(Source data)

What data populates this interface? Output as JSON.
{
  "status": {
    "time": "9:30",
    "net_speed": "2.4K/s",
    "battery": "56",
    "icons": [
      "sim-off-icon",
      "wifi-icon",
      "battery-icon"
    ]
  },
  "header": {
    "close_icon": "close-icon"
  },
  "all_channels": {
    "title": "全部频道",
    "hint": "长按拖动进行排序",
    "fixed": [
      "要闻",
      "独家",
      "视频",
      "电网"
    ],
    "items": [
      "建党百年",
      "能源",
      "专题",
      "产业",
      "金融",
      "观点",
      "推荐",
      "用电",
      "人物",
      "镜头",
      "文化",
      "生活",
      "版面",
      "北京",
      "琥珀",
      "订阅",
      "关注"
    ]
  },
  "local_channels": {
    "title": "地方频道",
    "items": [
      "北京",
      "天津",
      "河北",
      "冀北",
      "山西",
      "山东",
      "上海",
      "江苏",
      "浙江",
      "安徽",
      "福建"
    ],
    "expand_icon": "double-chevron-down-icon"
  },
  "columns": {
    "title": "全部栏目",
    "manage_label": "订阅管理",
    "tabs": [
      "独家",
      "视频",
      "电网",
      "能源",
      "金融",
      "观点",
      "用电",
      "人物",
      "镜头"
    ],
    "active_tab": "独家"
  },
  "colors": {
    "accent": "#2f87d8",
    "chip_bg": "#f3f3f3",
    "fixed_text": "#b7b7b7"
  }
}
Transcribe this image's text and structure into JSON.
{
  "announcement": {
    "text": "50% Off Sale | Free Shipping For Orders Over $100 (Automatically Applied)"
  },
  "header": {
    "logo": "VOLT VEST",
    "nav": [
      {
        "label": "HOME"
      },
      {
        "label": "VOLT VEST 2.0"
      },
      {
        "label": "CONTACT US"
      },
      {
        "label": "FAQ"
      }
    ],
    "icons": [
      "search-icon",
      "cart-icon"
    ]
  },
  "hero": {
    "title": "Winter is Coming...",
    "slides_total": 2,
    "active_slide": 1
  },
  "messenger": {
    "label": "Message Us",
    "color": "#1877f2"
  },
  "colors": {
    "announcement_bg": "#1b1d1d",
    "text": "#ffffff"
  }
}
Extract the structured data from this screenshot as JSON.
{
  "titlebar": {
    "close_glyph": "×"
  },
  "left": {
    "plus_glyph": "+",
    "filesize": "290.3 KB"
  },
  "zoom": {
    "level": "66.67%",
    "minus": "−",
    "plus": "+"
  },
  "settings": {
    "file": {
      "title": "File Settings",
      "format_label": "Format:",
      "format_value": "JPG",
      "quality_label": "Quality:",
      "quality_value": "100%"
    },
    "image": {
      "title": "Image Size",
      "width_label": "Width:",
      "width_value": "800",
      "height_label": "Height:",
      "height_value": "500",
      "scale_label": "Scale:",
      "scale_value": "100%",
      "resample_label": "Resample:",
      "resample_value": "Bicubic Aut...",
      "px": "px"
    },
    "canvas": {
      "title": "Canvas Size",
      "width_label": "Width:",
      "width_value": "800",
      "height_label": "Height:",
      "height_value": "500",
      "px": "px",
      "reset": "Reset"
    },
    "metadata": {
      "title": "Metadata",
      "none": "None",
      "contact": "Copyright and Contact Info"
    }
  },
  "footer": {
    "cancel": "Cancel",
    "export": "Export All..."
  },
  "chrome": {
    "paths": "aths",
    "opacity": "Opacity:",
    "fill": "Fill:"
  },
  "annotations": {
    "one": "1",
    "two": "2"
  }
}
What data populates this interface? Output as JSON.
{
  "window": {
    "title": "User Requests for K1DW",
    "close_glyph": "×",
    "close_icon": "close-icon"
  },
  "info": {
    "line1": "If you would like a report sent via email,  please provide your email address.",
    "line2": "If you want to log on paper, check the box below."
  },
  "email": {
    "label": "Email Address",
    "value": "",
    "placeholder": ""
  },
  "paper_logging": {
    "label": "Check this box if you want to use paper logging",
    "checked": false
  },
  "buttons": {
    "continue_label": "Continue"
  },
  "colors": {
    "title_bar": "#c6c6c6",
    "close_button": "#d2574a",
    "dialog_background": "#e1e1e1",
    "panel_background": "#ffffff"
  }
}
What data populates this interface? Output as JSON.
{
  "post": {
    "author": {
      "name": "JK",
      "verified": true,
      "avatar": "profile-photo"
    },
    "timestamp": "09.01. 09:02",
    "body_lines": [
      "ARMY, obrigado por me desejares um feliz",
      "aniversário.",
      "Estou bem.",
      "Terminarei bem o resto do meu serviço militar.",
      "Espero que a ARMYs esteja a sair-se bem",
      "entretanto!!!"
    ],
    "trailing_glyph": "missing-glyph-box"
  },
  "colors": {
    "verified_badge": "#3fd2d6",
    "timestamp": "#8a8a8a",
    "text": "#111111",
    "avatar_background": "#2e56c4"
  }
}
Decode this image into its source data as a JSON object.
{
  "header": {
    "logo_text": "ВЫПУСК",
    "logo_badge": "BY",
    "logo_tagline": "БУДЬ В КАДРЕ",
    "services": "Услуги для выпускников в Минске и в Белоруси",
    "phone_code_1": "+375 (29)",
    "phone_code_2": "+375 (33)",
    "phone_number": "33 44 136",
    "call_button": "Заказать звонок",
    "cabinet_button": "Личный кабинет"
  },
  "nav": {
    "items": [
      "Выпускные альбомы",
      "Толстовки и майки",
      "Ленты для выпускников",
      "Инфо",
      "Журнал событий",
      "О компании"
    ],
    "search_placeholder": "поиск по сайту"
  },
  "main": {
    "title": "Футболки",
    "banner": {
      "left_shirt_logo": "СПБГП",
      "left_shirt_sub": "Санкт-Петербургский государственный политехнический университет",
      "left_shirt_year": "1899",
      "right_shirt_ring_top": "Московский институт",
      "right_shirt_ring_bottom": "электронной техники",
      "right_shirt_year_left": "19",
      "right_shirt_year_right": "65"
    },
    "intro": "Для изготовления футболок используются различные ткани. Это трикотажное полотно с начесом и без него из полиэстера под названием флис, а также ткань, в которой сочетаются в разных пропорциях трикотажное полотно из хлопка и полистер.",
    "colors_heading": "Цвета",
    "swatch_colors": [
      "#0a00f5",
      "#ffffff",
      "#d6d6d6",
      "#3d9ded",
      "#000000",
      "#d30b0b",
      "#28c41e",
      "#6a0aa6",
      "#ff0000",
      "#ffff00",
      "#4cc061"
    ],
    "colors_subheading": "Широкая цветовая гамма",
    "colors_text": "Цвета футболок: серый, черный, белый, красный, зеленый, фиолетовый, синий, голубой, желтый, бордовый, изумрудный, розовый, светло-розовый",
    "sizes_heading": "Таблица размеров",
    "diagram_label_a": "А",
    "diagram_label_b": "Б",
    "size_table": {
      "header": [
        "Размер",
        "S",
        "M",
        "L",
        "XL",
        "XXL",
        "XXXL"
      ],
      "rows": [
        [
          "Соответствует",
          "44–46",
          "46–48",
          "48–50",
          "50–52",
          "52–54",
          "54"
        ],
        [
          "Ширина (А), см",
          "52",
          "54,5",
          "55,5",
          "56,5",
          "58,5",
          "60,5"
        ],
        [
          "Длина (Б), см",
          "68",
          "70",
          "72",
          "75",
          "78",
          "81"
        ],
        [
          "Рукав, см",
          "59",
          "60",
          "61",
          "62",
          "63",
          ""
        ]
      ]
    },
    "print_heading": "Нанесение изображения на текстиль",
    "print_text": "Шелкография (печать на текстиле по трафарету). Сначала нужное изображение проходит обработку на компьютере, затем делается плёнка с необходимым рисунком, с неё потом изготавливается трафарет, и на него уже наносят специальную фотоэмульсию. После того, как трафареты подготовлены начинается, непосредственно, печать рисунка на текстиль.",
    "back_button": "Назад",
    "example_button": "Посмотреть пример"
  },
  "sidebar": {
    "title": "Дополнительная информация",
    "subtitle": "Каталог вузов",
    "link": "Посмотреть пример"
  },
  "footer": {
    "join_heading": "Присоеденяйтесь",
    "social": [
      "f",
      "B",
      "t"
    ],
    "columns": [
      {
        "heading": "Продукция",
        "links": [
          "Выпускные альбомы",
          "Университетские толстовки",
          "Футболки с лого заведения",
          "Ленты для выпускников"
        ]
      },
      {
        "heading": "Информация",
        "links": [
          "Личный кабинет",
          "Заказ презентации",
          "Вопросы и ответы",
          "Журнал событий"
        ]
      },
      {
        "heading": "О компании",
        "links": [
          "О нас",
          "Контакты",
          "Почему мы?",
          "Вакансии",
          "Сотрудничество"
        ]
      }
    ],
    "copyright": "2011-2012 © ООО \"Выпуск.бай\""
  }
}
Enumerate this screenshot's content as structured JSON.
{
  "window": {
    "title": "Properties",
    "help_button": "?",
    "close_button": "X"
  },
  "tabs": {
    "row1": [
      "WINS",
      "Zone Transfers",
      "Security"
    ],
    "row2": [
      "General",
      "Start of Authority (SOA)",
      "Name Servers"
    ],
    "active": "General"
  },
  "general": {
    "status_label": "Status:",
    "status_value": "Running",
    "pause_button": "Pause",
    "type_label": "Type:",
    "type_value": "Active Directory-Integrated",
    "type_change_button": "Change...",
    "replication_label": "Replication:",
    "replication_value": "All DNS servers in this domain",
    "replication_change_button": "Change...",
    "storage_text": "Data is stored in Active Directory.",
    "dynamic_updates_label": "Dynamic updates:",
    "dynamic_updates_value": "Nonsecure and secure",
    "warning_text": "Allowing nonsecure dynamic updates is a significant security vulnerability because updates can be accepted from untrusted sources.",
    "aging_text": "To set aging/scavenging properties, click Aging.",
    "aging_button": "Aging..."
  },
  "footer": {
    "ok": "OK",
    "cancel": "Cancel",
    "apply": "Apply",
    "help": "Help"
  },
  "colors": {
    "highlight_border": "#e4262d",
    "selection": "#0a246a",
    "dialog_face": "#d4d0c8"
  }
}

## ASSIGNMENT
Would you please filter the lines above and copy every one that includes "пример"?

## TASK SOLUTION
    "example_button": "Посмотреть пример"
    "link": "Посмотреть пример"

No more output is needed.